──────── Dataset records
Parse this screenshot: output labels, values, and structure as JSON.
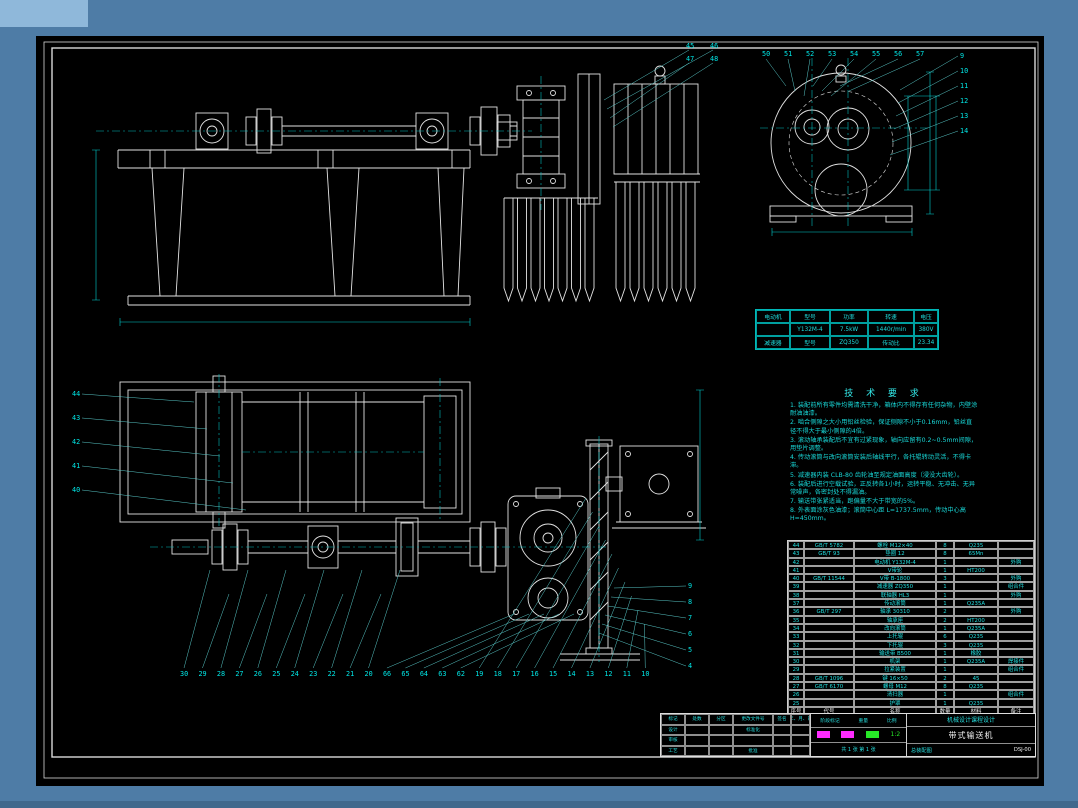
{
  "colors": {
    "background": "#4e7ca6",
    "sheet": "#000000",
    "line": "#e2e2e2",
    "cyan": "#00e6e6",
    "magenta": "#ff2bff",
    "green": "#27e827"
  },
  "tech_requirements": {
    "title": "技 术 要 求",
    "lines": [
      "1. 装配前所有零件均需清洗干净，箱体内不得存有任何杂物，内壁涂耐油油漆。",
      "2. 啮合侧隙之大小用铅丝检验，保证侧隙不小于0.16mm，铅丝直径不得大于最小侧隙的4倍。",
      "3. 滚动轴承装配后不宜有过紧现象，轴向应留有0.2~0.5mm间隙，用垫片调整。",
      "4. 传动滚筒与改向滚筒安装后轴线平行，各托辊转动灵活，不得卡滞。",
      "5. 减速器内装 CLB-80 齿轮油至规定油面高度（浸没大齿轮）。",
      "6. 装配后进行空载试验，正反转各1小时，运转平稳、无冲击、无异常噪声，各密封处不得漏油。",
      "7. 输送带张紧适当，跑偏量不大于带宽的5%。",
      "8. 外表面涂灰色油漆；滚筒中心距 L=1737.5mm，传动中心高 H=450mm。"
    ]
  },
  "motor_table": {
    "rows": [
      [
        "电动机",
        "型号",
        "功率",
        "转速",
        "电压"
      ],
      [
        "",
        "Y132M-4",
        "7.5kW",
        "1440r/min",
        "380V"
      ],
      [
        "减速器",
        "型号",
        "ZQ350",
        "传动比",
        "23.34"
      ]
    ]
  },
  "parts_table": {
    "headers": [
      "序号",
      "代号",
      "名称",
      "数量",
      "材料",
      "备注"
    ],
    "rows": [
      [
        "44",
        "GB/T 5782",
        "螺栓 M12×40",
        "8",
        "Q235",
        ""
      ],
      [
        "43",
        "GB/T 93",
        "垫圈 12",
        "8",
        "65Mn",
        ""
      ],
      [
        "42",
        "",
        "电动机 Y132M-4",
        "1",
        "",
        "外购"
      ],
      [
        "41",
        "",
        "V带轮",
        "1",
        "HT200",
        ""
      ],
      [
        "40",
        "GB/T 11544",
        "V带 B-1800",
        "3",
        "",
        "外购"
      ],
      [
        "39",
        "",
        "减速器 ZQ350",
        "1",
        "",
        "组合件"
      ],
      [
        "38",
        "",
        "联轴器 HL3",
        "1",
        "",
        "外购"
      ],
      [
        "37",
        "",
        "传动滚筒",
        "1",
        "Q235A",
        ""
      ],
      [
        "36",
        "GB/T 297",
        "轴承 30310",
        "2",
        "",
        "外购"
      ],
      [
        "35",
        "",
        "轴承座",
        "2",
        "HT200",
        ""
      ],
      [
        "34",
        "",
        "改向滚筒",
        "1",
        "Q235A",
        ""
      ],
      [
        "33",
        "",
        "上托辊",
        "6",
        "Q235",
        ""
      ],
      [
        "32",
        "",
        "下托辊",
        "3",
        "Q235",
        ""
      ],
      [
        "31",
        "",
        "输送带 B500",
        "1",
        "橡胶",
        ""
      ],
      [
        "30",
        "",
        "机架",
        "1",
        "Q235A",
        "焊接件"
      ],
      [
        "29",
        "",
        "拉紧装置",
        "1",
        "",
        "组合件"
      ],
      [
        "28",
        "GB/T 1096",
        "键 16×50",
        "2",
        "45",
        ""
      ],
      [
        "27",
        "GB/T 6170",
        "螺母 M12",
        "8",
        "Q235",
        ""
      ],
      [
        "26",
        "",
        "清扫器",
        "1",
        "",
        "组合件"
      ],
      [
        "25",
        "",
        "护罩",
        "1",
        "Q235",
        ""
      ]
    ]
  },
  "title_block": {
    "left_rows": [
      [
        "标记",
        "处数",
        "分区",
        "更改文件号",
        "签名",
        "年、月、日"
      ],
      [
        "设计",
        "",
        "",
        "标准化",
        "",
        ""
      ],
      [
        "审核",
        "",
        "",
        "",
        "",
        ""
      ],
      [
        "工艺",
        "",
        "",
        "批准",
        "",
        ""
      ]
    ],
    "stage_label": "阶段标记",
    "weight_label": "重量",
    "scale_label": "比例",
    "scale": "1:2",
    "sheet": "共 1 张  第 1 张",
    "org": "机械设计课程设计",
    "title": "带式输送机",
    "subtitle": "总装配图",
    "drawing_no": "DSJ-00"
  },
  "callouts": {
    "bottom": [
      "30",
      "29",
      "28",
      "27",
      "26",
      "25",
      "24",
      "23",
      "22",
      "21",
      "20",
      "66",
      "65",
      "64",
      "63",
      "62",
      "19",
      "18",
      "17",
      "16",
      "15",
      "14",
      "13",
      "12",
      "11",
      "10"
    ],
    "plan_left": [
      "44",
      "43",
      "42",
      "41",
      "40"
    ],
    "drive_right": [
      "9",
      "8",
      "7",
      "6",
      "5",
      "4"
    ],
    "gearbox_top": [
      "50",
      "51",
      "52",
      "53",
      "54",
      "55",
      "56",
      "57"
    ],
    "gearbox_right": [
      "9",
      "10",
      "11",
      "12",
      "13",
      "14"
    ],
    "upper_mid": [
      "45",
      "46",
      "47",
      "48"
    ]
  }
}
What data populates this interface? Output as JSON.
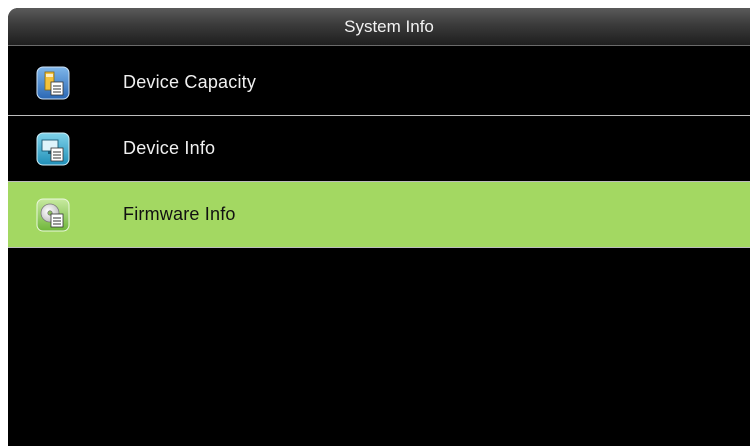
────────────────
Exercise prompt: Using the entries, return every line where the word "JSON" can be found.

Expected answer:
Parse this screenshot: output labels, values, and structure as JSON.
What data populates this interface? Output as JSON.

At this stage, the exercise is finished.